As part of CoR, driver fatigue management is a very important consideration in Australia. The tyranny of distance in the transport industry means drivers often neglect breaks. Telematics allows organisations to better monitor individual OH&S policies.
“You can see that a driver is scheduled for a break,” explains Max. “If they don’t take it, you can get in contact with the driver and say, ‘Hey, you’ve gotta pull over – you’re scheduled for a break.’ So, these are all things the Australian market has managed to lead and push forward. These are elements of telematics that are specific to Australian companies, and are also very important for the driver as much as the asset.”
Speed management and better monitoring driver behaviour is another factor influencing the adoption of telematics in Australia.
“This is another tool for companies in Australia saying, ‘We need to know if we’ve got a bad driver – how do we do that?’ So, we offer solutions such as driver behaviour indicators, where you can set up speed alerts and monitor where the bad driving is coming from. It’s a chance for companies to get in contact with their staff and alert them to potentially bad patterns or driving habits.”
“Telematics is becoming more of a data dashboard for companies. That’s the challenge – how do we make that fit in Australia with our laws and regulations?”
According to Max, Australia is developing faster than you may initially think when it comes to telematics, which has come about largely due to necessity. He speaks for Ctrack in saying the company is unique for manufacturing its own telematics products – from design right through to the implementation software – so reliability of their technology is assured.

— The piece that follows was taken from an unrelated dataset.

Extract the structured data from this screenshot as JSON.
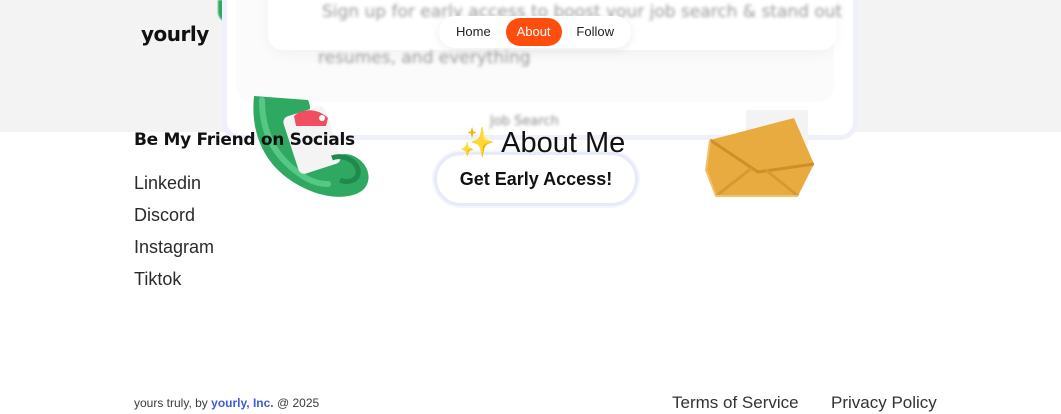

“We offer our customers a one-stop-shop. A lot of our competitors will buy a device from a manufacturer offshore, they’ll get software from somewhere else, and they try and make it all stick together. This is our expertise, we offer a full turn key solution with our products, firmware, software and implementation. We’re very much safe hands in this area.”

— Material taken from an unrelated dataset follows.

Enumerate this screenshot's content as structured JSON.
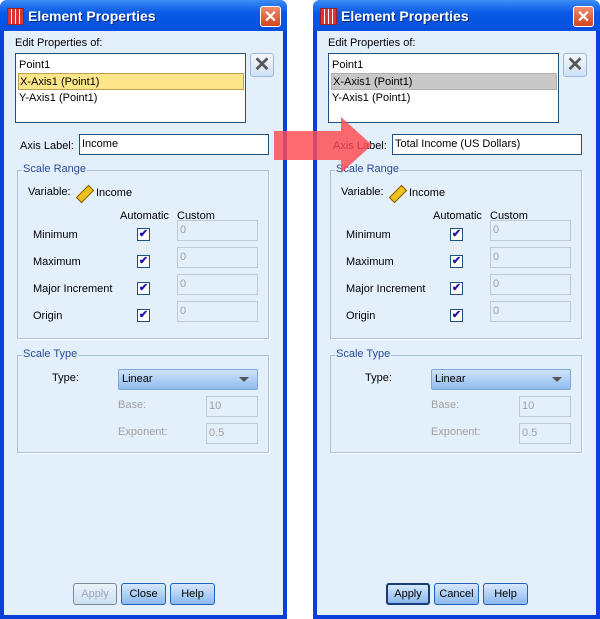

Max adds, “Distance is a huge challenge for the Australian market. It’s exciting because we’re being forced to play with the latest and greatest. The carriers are providing for expanded technology offerings with 4G and soon 5G. If you’ve got an LTE module, the data capability and the speed of that data – whether it’s in telematics or anything else on your iPhone – is more superior. Australia is very much at the cutting edge. I’d compare us to the US in saying we’re ahead of the game compared to many other countries.

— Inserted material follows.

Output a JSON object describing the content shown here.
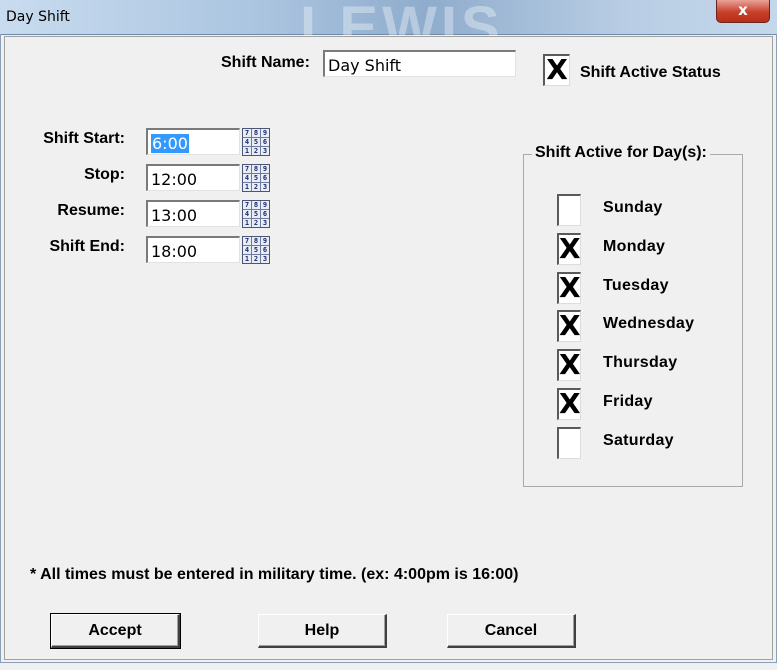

For fleet managers or finance managers considering telematics, Max advocates the introduction of the technology as a way of future-proofing your business.
“It’s about getting ready for the future and understanding what the new regulations might be – for example, electronic work diaries, if you’re handling heavy fleets.”
“I think it’s also going to be very important for fleet managers to know that it’s easier to do their Fringe Benefits Tax reports,” he adds. “There’s been a lot of guessing over the years but more and more companies and government departments can now keep accurate records that show important data such as business versus private use.”
Max goes on to say, “Eliminating the second-guessing of things – fuel usage, maintenance schedules for servicing and so on – is huge. Every fleet manager is going to have different requirements depending on what industry they’re in, but telematics is an opportunity to really set up alerts. It could be driver behaviour, it could be OH&S, it could be fatigue… Telematics gives you the capability to be proactive, not reactive.”
“Having all that information at your fingertips,” concludes Max. “I can’t imagine a fleet manager wouldn’t want this, put it that way.”